» **DATA LISTING**:
══════════════════════════════

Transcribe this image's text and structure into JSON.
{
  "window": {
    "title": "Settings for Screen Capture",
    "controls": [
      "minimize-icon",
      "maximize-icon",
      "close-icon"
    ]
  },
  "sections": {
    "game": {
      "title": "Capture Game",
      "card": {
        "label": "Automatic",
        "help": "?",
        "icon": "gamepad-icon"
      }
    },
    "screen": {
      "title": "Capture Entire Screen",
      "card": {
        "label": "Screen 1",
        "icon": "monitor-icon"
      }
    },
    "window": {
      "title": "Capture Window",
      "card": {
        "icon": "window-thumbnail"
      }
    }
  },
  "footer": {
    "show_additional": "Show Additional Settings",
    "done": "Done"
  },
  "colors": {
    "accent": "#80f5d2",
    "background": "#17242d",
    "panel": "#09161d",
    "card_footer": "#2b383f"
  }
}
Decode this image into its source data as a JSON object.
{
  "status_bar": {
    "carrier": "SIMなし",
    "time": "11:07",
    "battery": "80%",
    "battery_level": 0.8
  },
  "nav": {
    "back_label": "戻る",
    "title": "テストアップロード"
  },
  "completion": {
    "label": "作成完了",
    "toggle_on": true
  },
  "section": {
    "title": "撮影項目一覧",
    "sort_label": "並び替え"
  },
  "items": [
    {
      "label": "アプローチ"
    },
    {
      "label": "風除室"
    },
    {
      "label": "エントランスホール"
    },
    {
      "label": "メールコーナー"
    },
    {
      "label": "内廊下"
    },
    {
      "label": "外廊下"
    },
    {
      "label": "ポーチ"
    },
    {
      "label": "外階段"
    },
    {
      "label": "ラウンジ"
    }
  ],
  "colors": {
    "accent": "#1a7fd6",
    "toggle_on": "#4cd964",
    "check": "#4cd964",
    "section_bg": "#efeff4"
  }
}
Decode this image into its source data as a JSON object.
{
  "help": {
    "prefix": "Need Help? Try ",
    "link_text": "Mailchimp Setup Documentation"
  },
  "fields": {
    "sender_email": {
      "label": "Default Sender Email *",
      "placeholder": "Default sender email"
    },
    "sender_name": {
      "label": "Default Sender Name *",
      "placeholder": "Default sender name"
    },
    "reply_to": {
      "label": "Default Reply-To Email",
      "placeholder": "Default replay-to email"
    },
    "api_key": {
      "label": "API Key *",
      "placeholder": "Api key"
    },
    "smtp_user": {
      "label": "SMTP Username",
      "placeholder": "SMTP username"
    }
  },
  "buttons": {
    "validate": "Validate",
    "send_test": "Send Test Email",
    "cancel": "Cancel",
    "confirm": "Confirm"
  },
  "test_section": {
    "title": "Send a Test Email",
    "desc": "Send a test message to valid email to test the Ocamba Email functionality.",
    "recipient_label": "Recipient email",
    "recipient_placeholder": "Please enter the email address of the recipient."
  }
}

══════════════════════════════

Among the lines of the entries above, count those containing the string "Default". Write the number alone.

6